Warning: Reading this book may cause a severe case of literary whiplash.
On one page, we are in Prague, witnessing the frightening workings of a psychiatric hospital used by the communists as a political prison. Then, almost without warning the reader may be yanked into a police archive in Los Angeles, where a detective is going over unsolved murder cases, or a home of Holocaust survivors in Brooklyn, where the daughter of atheists (“God died in the camps”) is about to be introduced to Orthodox Judaism, or Paris, where a policeman is investigating a gruesome murder.
Nor is the reader on terra firma when it comes to time. With no warning, save the beginning of a new chapter, he or she is jerked from the 1950s to the ’60s, the ’80s or the new millennium and then suddenly back again.
Despite the herky-jerky nature of the plot’s flow, in retrospect I view “The Golem of Paris” as a beautifully woven tapestry, seamlessly tying together the various places and times.

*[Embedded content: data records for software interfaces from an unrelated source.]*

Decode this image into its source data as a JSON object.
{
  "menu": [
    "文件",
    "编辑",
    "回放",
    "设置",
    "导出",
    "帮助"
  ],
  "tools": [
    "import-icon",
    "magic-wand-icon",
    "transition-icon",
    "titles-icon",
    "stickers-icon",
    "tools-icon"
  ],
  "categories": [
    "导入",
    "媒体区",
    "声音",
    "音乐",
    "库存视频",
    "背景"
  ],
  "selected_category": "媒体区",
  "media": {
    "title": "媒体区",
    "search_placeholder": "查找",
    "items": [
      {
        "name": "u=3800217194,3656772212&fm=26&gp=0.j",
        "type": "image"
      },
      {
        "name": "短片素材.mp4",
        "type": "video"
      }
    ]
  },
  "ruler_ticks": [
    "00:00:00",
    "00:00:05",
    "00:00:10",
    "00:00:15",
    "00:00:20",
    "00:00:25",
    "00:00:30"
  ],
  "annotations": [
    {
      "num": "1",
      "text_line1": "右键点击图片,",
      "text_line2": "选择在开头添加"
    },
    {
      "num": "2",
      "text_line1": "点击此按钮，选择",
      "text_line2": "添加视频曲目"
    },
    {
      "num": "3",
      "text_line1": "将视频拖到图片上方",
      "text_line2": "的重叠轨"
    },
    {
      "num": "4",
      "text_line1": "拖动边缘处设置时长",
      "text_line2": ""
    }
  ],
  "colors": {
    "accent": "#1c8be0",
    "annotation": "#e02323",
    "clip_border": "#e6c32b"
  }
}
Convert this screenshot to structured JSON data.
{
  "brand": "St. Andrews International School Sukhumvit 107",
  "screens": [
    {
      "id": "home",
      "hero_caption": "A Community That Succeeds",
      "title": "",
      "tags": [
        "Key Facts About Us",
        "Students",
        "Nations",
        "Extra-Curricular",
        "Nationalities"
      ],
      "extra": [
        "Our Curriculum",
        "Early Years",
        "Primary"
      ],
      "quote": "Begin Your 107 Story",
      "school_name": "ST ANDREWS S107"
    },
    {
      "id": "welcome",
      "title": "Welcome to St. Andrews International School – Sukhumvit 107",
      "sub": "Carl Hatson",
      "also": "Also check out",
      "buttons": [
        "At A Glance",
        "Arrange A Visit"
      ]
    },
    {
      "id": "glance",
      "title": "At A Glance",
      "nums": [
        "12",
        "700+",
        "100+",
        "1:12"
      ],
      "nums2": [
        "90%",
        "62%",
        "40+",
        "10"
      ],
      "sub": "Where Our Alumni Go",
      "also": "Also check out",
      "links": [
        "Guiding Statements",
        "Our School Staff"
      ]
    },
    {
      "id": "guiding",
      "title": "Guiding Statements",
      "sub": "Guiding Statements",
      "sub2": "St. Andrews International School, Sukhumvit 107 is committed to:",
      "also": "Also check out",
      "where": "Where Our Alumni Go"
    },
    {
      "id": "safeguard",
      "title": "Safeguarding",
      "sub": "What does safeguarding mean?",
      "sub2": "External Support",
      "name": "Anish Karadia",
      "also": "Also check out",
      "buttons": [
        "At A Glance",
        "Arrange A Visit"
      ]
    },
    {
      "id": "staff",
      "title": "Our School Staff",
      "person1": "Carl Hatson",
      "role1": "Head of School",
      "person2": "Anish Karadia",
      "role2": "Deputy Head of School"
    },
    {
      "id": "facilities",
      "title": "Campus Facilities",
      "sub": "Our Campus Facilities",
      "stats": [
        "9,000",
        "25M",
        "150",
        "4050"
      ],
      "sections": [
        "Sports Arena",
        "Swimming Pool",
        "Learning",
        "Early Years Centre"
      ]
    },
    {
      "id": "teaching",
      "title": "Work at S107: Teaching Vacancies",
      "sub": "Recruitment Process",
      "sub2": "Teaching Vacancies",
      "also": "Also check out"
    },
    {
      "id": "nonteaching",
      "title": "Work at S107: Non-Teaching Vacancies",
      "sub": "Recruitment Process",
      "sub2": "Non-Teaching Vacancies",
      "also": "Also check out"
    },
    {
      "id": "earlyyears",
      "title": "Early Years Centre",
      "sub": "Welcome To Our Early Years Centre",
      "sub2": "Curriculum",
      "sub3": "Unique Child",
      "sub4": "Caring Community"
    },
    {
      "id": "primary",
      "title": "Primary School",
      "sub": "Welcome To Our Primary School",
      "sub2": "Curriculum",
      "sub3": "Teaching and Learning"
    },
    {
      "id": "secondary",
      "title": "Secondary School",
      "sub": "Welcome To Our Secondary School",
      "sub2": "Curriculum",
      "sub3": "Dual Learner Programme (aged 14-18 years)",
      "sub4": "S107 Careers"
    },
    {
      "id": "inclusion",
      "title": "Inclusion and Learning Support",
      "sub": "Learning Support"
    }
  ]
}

It is a detective story in which police sleuth Jacob Lev displays intelligence, persistence and luck — the three most important elements of success in most endeavors. He tries to bring a serial murderer to justice. In the process, he gains a measure of revenge on the human monster who destroyed his motherís life.